Friday, April 27, 2018

"The Next Threat Stalking American Farmers Is the End of Cheap Money"

From Bloomberg, April 24:
  • Highest interest rates in five years signal more spending cuts
  • Fed moves are new blow to agriculture after years of crop glut
American farmers have managed to stay afloat despite years of shrinking crop values, the lowest incomes since the recession and a budding trade war with China. Now, they’re feeling a new squeeze -- borrowing money is getting more expensive as interest rates rise. For some, it may be fatal.
“Commodity prices stink, and they’re set to stink for a long time,” said Jason Barnes, 50, who has 400 head of cattle and farms 1,300 acres of corn, wheat and sunflowers about 35 miles (56 kilometers) north of Pierre, South Dakota. “We’ve been able to survive because of cheap money. You raise rates high enough, it will have a huge impact on people’s ability to continue farming."

The Federal Reserve is tightening credit as the economy shows signs of strength, ending a prolonged period of low interest rates in the wake of the financial crisis. As a result, banks pushed the fixed rate on U.S. farm loans to a five-year high of 5.6 percent in the fourth quarter, up from 5.3 percent a year earlier, Fed data show. With more increases expected through 2019, farmers may see their thin profit margins evaporate.

For Barnes, a former banker who took over his father’s farm in 2012, the increase means he is spending $3,000 more than last year on his $350,000 operating loan. That’s money he won’t spend on hiring local workers to handle maintenance or repairs on things like watering systems, fences and cattle pens, as he normally would. If rates keep rising, he could be paying an additional $5,000 in interest by 2020.

“It’s going to get difficult as the Fed keeps raising rates,” said Jerry Catlett, president and chief operating officer of Bruning State Bank in Bruning, Nebraska, about 100 miles southwest of Omaha. Catlett already is factoring in higher debt burdens this year for farmers when assessing their creditworthiness, which means some will get smaller loans or none at all, he said.

Income Slides
Net farm income will drop in 2018 for the fourth time in five years, to $59.5 billion, down from a record $123.8 billion in 2013 and the lowest since 2006, according to the U.S. Department of Agriculture. If higher debt costs force farmers to sell land or quit, that could hurt rural communities that rely on those businesses for jobs and tax revenue.

“It’s people who aren’t buying tractors or pickups, or working on their house or going to a restaurant," said Mike Yackley, who manages the BankWest Inc. branches in Selby and Onida, South Dakota, separated by 60 miles on Highway 83. The towns, in the north-central part of the state, have a combined population of 1,300....MUCH MORE
HT ZeroHedge

Over the years we've pointed out how the situation would probably play out.
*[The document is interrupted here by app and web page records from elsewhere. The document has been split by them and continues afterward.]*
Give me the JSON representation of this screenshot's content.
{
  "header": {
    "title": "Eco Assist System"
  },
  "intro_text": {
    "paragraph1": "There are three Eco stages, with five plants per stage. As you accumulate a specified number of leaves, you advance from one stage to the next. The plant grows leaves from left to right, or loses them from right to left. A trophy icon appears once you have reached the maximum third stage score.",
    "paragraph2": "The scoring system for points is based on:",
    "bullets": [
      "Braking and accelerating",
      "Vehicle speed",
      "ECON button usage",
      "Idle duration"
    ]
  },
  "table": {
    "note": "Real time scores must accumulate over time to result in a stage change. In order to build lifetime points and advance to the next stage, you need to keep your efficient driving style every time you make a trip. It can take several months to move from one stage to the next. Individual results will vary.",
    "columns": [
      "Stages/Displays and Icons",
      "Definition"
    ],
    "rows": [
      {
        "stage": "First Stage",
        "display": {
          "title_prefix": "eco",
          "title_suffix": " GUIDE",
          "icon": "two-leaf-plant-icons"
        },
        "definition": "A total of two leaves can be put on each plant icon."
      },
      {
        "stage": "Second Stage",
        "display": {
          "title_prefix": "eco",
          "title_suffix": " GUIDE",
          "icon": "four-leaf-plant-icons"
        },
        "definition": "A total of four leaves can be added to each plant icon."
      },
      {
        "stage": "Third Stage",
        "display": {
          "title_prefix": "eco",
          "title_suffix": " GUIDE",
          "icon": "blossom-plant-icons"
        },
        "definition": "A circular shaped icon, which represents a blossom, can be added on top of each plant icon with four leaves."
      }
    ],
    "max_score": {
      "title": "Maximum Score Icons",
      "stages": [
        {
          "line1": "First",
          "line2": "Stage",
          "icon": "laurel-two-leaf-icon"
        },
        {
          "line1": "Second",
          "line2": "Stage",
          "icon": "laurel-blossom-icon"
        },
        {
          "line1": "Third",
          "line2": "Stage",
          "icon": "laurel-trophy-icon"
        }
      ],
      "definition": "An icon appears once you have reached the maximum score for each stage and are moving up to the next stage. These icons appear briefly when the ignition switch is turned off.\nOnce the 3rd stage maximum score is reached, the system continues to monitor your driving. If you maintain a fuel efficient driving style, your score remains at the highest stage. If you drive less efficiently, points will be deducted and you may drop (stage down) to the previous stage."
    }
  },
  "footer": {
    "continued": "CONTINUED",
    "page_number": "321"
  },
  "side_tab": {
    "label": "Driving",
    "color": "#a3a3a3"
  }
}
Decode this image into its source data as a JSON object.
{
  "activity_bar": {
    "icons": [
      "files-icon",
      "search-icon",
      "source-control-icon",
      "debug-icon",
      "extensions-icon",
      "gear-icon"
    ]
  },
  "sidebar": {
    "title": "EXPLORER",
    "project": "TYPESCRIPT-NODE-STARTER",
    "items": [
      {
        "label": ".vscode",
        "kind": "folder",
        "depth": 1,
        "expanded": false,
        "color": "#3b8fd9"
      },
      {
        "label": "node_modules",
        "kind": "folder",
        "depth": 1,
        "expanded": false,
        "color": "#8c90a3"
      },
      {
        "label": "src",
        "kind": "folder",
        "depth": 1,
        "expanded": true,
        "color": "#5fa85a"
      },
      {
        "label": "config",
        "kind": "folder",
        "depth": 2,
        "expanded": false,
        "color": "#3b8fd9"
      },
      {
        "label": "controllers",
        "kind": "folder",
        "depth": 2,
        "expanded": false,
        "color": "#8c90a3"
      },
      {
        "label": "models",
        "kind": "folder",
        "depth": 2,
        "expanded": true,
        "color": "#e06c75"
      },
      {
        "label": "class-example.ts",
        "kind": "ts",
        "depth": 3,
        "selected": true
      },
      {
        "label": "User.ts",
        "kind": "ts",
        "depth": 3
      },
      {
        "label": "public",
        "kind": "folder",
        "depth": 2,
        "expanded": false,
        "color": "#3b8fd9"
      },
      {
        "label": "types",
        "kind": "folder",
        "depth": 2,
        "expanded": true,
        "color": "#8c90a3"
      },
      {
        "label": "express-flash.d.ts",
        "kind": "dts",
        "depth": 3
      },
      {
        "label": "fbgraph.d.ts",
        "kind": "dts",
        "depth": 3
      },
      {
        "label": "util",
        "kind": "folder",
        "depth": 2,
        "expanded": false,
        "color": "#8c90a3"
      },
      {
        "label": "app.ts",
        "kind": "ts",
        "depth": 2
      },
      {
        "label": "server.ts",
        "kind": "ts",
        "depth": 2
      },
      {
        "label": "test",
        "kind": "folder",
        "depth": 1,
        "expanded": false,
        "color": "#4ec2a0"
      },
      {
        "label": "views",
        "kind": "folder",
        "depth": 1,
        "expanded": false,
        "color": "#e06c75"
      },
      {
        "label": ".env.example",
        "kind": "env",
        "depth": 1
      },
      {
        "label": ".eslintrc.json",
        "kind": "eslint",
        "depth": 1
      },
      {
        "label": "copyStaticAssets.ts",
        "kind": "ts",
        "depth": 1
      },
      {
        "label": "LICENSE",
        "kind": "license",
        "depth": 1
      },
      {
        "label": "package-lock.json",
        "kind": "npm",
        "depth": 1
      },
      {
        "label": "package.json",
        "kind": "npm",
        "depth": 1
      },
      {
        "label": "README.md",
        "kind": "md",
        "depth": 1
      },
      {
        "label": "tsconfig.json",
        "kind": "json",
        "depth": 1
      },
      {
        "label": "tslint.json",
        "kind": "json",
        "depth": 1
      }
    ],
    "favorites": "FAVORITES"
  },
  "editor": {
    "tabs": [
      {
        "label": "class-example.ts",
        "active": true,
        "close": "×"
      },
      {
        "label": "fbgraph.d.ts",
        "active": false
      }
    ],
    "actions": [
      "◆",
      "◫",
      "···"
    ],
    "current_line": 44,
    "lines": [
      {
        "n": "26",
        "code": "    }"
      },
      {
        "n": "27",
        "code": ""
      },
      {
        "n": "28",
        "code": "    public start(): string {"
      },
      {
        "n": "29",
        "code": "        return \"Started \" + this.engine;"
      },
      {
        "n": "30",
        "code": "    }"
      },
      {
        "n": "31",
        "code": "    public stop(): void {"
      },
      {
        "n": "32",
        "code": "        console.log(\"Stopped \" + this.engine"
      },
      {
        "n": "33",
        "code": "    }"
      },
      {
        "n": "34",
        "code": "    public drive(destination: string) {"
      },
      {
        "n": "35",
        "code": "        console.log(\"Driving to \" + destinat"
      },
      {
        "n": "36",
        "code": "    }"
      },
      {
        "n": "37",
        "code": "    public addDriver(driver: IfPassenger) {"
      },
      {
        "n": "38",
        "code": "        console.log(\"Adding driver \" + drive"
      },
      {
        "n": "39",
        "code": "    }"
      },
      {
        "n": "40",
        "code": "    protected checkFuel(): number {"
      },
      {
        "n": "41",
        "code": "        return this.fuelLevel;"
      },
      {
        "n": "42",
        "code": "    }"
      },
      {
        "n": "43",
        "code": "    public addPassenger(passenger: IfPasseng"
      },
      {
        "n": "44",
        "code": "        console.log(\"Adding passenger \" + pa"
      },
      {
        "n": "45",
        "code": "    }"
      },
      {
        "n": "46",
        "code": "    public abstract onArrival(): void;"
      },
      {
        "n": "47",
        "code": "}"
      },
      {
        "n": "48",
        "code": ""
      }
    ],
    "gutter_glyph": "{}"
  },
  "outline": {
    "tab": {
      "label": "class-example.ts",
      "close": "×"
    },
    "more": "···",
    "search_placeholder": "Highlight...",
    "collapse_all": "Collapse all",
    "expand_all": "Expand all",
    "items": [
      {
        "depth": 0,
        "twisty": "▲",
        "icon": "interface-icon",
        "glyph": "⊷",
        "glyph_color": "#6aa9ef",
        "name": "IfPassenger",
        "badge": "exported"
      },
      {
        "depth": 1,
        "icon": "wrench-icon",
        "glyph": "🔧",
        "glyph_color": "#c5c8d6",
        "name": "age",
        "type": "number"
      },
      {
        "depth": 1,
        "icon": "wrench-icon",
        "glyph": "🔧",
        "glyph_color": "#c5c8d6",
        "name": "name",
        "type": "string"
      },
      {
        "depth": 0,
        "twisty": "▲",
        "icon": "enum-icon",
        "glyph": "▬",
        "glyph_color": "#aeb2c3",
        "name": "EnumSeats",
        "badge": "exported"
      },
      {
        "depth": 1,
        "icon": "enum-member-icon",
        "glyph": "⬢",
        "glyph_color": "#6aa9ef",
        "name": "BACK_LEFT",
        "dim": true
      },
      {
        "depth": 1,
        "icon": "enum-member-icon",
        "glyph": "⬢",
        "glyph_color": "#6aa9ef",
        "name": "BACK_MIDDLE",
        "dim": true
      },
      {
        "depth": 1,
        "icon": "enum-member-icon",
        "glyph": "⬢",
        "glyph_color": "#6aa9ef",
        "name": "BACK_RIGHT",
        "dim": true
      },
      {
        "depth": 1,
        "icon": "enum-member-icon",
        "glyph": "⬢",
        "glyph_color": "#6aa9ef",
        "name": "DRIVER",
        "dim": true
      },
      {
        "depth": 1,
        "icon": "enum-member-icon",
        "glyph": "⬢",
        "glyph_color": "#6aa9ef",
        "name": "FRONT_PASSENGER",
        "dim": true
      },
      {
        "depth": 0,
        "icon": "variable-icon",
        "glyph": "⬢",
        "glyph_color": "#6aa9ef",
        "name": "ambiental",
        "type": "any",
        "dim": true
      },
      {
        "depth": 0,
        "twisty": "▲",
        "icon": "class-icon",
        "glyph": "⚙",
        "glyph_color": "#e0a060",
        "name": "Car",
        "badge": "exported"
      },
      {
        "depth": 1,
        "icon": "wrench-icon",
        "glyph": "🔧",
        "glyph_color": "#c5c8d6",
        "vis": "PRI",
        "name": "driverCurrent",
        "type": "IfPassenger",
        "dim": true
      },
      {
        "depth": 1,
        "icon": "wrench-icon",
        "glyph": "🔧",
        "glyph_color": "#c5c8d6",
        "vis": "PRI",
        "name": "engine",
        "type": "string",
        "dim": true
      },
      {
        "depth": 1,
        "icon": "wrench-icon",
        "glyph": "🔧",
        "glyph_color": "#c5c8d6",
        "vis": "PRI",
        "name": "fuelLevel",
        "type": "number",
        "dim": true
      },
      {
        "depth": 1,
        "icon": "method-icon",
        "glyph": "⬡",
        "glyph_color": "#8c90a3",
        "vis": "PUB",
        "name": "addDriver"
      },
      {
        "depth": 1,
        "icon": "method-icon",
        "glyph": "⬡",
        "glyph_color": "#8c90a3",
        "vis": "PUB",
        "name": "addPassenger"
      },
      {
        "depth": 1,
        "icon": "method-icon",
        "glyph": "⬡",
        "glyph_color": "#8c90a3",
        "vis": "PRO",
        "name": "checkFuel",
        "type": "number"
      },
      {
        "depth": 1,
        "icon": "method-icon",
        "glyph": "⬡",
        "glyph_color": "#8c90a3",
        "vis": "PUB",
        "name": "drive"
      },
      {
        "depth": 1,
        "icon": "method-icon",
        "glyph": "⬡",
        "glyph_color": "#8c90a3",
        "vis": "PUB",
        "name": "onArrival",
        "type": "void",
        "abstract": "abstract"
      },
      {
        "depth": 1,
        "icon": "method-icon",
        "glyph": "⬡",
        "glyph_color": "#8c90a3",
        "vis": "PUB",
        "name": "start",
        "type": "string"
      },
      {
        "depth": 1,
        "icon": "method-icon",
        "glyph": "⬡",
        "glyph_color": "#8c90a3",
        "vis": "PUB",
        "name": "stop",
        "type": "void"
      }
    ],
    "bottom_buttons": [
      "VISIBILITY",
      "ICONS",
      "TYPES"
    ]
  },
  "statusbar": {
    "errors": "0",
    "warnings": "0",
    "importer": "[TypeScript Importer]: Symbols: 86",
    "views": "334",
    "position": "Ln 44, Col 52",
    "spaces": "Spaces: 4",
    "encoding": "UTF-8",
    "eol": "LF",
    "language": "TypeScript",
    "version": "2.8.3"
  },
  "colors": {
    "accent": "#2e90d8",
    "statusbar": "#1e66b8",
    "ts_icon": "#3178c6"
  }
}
Here are a couple posts from June 2011:

"Farm Debt and the Farm Real Estate Bubble"
Taking on debt for productive assets is bondage.
Taking on debt for purposes that don't produce a return is slavery.
In the farm biz the K.C. Fed is already warning member banks not to loan against inflated land values.
They should also beware of loans against top-tick cash flows.

Betting the Farm: Debt Brings Risk of Losing it All
The risk for farmers is the same as that faced by the U.S. government.
It's not the debt per se, it is the cost of servicing it. Low interest rates seduce borrowers into taking on more debt than they should because the current interest cost is manageable. Should rates increase the proportion of cash flow that must go to debt service can crowd out any other use....

The numbers can get into eight figures, here's one at $7 million and it's far from the largest:
Big farm insolvency plays out in state court

And another:
Juggernaut McM Inc. farm ends in epic fail
...Agweek reported that on Feb. 10, 2017, McM Inc. filed for Chapter 7 bankruptcy: not reorganization, but total liquidation. On March 10, 2017, McM Inc. listed debts of $49.7 million against assets of just $10.2 million. One "secured" creditor is BMO Harris Bank of the Chicago, Ill. BMO is a subsidiary of the Bank of Montreal in Canada....